Tuesday, March 20, 2012, is National Native American HIV/AIDS Awareness Day (NNHAAD). Started in 2007, NNHAAD is focused on promoting HIV education, prevention, and testing among Native Americans, Alaska Natives, and Native Hawaiians. Dr. Yvette Roubideaux, a former professor at the University of Arizona who is now director of Indian Health Service, has called NNHAAD a day to “celebrate our successes and plan how to best continue working in partnership to address HIV and AIDS among Native people.”


On March 16, Arizona State University will observe Native American HIV/AIDS Awareness Day with speakers, information, and free HIV testing.


Although HIV affects every segment of society in the United States, Native Americans and Alaska Natives are disproportionately affected, ranking third, after black and Latina/Latino Americans, in the rate of HIV/AIDS diagnosis. Even as high as it is, the documented rate of diagnosis most likely understates the actual rate of HIV among Native Americans and Alaska Natives. This is due to racial misidentification in collected data and poor data reporting between state and federal agencies and the Indian Health Service (IHS). Further deflating the rate of diagnosis is the concern among people from smaller Native communities about anonymity during testing and confidentiality after diagnosis. Those concerns and the stigma associated with HIV lead to a reluctance to get tested, which delays or precludes diagnosis.

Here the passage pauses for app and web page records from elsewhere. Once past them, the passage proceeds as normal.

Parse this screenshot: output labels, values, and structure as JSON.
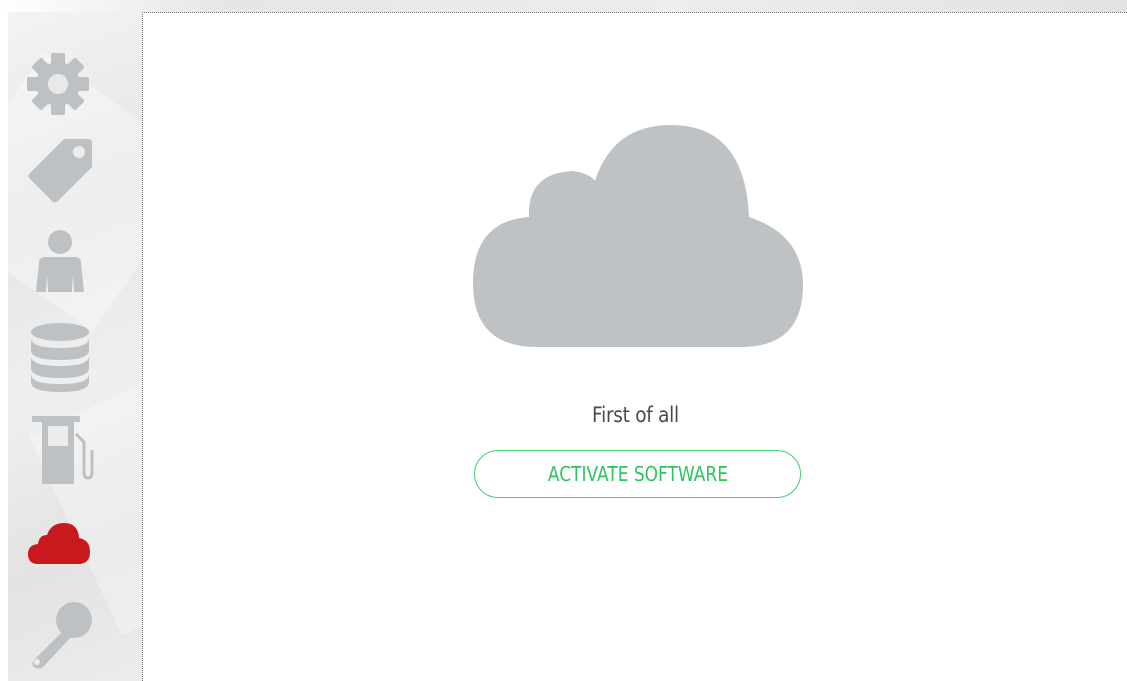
{
  "sidebar": {
    "items": [
      {
        "icon": "gear-icon",
        "color": "#bdc1c4"
      },
      {
        "icon": "tag-icon",
        "color": "#bdc1c4"
      },
      {
        "icon": "user-icon",
        "color": "#bdc1c4"
      },
      {
        "icon": "database-icon",
        "color": "#bdc1c4"
      },
      {
        "icon": "fuel-pump-icon",
        "color": "#bdc1c4"
      },
      {
        "icon": "cloud-icon",
        "color": "#c8191c",
        "active": true
      },
      {
        "icon": "key-icon",
        "color": "#bdc1c4"
      }
    ]
  },
  "main": {
    "hero_icon": "cloud-icon",
    "hero_color": "#bec2c5",
    "subtitle": "First of all",
    "activate_label": "ACTIVATE SOFTWARE",
    "accent_color": "#3fcf6b"
  }
}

To understand the high rate of HIV, it helps to look at risk factors that uniquely affect Native Americans and Alaska Natives. Dr. Anthony Dekker of the Phoenix Indian Medical Center, interviewed for the newspaper Indian Life, commented that Native American patients “have very high rates of … sexually transmitted diseases … We also know that there is a very high rate of alcohol and [substance abuse] in the American Indian/Alaska Native population. There are many reasons for that, but what happens is that when you take a population that has had high rates of substance abuse and high rates of sexually transmitted diseases, [that population] also has high rates of HIV.” A high rate of substance abuse is associated with a high rate of HIV and other STIs, since impairment can lead to risky sexual behavior, such as poorer negotiation of condom use. Continue reading

This Week, Say Goodbye to Birth Control and Religious Freedom

The political assault on women’s health care that has overwhelmed America in recent weeks is reaching a climax in Arizona THIS week.

No less than six bills that will make it harder or even impossible to get various women’s health care services are being voted on in committee hearings in these five days.

Every one of these bills is poised to become law if we don’t fight back NOW and LOUDLY. Continue reading